But how do you determine what PPR is needed for a specific application? Conversely, for an encoder with a given PPR, the resulting linear resolution is calculated by dividing the screw lead by the PPR. If the travel is being measured by use of a wheel or roller, a calibration constant might be necessary, depending on the required display resolution.
Using a calibration constant or scaling factor has the drawback of introducing a rounding error that will accumulate over many cycles of the encoder.
To avoid this, choose an encoder whose PPR is an even multiple of the value that is being measured. For example, if one revolution of the encoder equals 12 inches, choose a PPR encoder. The mechanical speed limit is based on the maximum speed that can be obtained without causing potential damage to the encoder. The electrical speed is 60, rpm, so the mechanical speed, at rpm, is the limiting factor.
You must be logged in to post a comment. Leave a Reply Cancel reply You must be logged in to post a comment.Please Log in or Create an account to join the conversation. Toggle Navigation. Index Recent Topics Search www. Encoder ppr? Start Prev 1 2 Next End. My first question concerns the encoder.
How many pulses can you recomend? My plan is to reuse my Contraves DC servon. Is there anybody who has tips on 6mm axle pulse encoder?
How encoder resolution is determined
Attaches images with dimensions and mounting on current sensors with wrong signal. Have a look at these encorders: www. Just chose one for example. How many ppr are usually?
Have searched but not a good answer. Hej du. I think most common are ppr or there about, the ones I have on my AC servos are ppr. How fast do the servos rotate? If you use the 7i77 then I think you can count pulses at 10MHz.
Also calculate what spatial resolution your encoders give you. Much less than the width of an atom and you are wasting money.
I am using a photoelectric switch to detect number of pulses per revolution. I know I have to look at the response time of the switch as well as the max. Is this right so far? If I choose 8 ppr because for my application's current ppr is 6 I am not sure if this is right but any pointers in the right direction welcome!

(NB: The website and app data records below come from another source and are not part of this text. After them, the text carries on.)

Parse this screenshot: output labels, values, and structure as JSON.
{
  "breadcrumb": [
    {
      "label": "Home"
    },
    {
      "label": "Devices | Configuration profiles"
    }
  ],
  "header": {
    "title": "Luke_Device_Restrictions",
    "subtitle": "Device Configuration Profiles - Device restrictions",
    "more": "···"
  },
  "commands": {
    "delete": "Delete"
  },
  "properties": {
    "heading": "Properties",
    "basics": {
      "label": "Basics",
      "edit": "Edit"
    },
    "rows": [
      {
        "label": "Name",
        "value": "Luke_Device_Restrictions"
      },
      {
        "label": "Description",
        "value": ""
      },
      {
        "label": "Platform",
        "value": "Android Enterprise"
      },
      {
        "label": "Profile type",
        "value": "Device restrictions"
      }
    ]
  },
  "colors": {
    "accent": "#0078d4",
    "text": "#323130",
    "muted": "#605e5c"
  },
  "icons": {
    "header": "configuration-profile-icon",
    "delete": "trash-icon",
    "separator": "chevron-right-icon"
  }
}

Scroll to continue with content. Hi, I think you're a bit lost here. By the way, your equations look right to me until the last one or two. If you want revolutions per minute, you would need 3. It isn't rocket science. I think you may be getting lost when it comes to mating the feedback portion rotary encoder to the motor drive portion, and there are lots of way's to make this work.
If you want constant speed, you'll need to have a stable system, requiring compensation in the feedback loop. This is getting way beyond basics here and into 3rd and 4th year BSEE courses in control systems, analog and digital. If you have more specific questions, reply and I'll answer them.
Regards, Kamran Kazem. Thank you for your reply! I get the idea. I just need to put them in equations and finding the value. The max. My photoelectric switch has a response time of 1ms getting a faster us response time one in a few weeks. Which is within my response time of the switch to detect consequent pulses at max speed. So for slower speeds I need not be too concerned by choosing 8ppr. Last edited: Apr 30, Thanks rjenkins!
Always appreciate your thoughts. Currently, we use 6 ppr and we are able to make it work. Obviously, with slower speeds, the error is higher than we want but the encoder works nonetheless. So, my question is do you think if a photoelectric switch has a response time of us, I can add more notches without losing pulses or the pulse wave turning into a ripple wave?